We went to the bar, Blind Bob's, for the afterparty, but D decided to blow out of there since they have a show in Chicago tomorrow.  I did get his email address and will definitely see if I can get him to put a word in for me with Cary toward getting something going videowise.  I went into the bar, which is definitely not my comfort zone.  For one thing, I don't drink.  I can't talk to the wrestlers I want to talk to because of all the other fans there.  The women in the bar aren't looking my way because let's face it, I looked horrible.  I haven't had a haircut in forever, I'm wearing my dorky glasses so I can actually see, and tomorrow is laundry day so I'm literally wearing the only clothes I have left that are clean and are warm enough to wear outside on an October night.

I went back outside and talked to Colt Cabana, who I've met a couple times in the past, and denied ever making love to him.  (I'll let you wonder about that one.)  Then there arose a clatter right there on the sidewalk with two drunk gangsta wannabes, who were getting in Kenny King's face.  King, ever being a worker, decided to start antagonizing them and these drunken idiots are getting ready to fight.  I say idiots, because now they've got the attention of everyone outside, which amounted to King, Colt, Kevin Steen, Steve Corino, Rhett Titus (who climbed over the gate separating Blind Bob's veranda area from the sidewalk so he could get a piece), a group of fans and two heavies who I believe were part of the TruTV crew.  And then there was me.  I don't know about you, but if I've got to take off my glasses and get down with these guys, I'm on Team ROH.  Just as I'm thinking, "This is great!  Someone's going to get thrown through a fucking window!" a cop saddles up and diffuses it.

UPDATE 10/16:  The show is called "All Worked Up."  I had to look that up, since I asked the boom guy and even he didn't know what the show was called.  He was finally able to remember and told me, but then I forgot.  So I guess it's not a very good title.

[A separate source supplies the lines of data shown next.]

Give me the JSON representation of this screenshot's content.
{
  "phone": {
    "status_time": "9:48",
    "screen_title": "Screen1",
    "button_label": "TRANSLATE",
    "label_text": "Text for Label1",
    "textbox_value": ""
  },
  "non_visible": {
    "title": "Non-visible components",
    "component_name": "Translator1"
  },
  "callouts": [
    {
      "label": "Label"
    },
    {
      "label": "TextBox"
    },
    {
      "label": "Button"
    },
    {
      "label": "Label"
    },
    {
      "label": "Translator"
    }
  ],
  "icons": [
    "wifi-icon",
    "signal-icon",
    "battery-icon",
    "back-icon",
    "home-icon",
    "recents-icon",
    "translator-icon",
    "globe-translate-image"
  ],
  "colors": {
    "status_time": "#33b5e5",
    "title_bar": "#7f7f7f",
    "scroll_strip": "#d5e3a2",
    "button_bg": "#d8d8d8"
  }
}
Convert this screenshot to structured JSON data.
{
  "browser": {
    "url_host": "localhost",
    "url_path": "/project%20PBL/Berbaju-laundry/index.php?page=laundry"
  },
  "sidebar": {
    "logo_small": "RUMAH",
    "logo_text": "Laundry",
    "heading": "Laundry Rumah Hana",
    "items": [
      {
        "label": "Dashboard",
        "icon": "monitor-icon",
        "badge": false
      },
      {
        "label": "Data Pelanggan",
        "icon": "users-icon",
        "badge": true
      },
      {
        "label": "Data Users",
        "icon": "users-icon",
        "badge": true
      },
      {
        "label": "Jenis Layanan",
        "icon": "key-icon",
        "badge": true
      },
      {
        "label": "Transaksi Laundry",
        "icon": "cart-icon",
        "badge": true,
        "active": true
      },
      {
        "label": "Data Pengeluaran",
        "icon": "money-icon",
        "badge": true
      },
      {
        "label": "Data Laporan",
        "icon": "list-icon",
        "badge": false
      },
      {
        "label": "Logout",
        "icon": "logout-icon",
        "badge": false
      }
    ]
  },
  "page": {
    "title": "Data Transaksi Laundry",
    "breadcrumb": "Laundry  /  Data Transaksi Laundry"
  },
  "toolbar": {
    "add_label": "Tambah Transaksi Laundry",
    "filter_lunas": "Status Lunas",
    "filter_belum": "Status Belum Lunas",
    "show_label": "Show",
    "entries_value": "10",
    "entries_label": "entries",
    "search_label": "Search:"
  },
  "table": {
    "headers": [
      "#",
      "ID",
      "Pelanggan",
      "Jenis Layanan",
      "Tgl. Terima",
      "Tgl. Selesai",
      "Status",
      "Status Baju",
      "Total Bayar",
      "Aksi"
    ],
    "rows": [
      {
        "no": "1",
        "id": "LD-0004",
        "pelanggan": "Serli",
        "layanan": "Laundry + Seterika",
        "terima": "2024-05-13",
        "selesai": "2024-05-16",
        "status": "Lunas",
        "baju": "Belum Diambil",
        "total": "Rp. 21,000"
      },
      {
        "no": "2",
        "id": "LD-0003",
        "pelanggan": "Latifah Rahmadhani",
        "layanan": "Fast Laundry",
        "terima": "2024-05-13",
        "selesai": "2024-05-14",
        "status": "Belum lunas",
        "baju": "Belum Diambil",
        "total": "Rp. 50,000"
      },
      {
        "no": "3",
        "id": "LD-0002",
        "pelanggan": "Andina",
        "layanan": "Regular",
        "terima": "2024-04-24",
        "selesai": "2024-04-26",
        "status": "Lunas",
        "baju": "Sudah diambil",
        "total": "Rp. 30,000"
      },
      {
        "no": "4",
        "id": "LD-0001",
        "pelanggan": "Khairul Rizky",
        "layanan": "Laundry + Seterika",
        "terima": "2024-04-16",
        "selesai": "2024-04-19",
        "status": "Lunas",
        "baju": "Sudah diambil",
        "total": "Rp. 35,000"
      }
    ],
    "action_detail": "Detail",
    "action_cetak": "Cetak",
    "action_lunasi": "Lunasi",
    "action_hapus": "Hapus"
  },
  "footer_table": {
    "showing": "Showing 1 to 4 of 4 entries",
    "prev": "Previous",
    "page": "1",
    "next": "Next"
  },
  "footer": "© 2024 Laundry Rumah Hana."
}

Thinking that this night of oddly fantastical happenings couldn't get any better and probably could get a lot worse, I decided to bolt.  But not before I got this picture with a former TNA Superstar: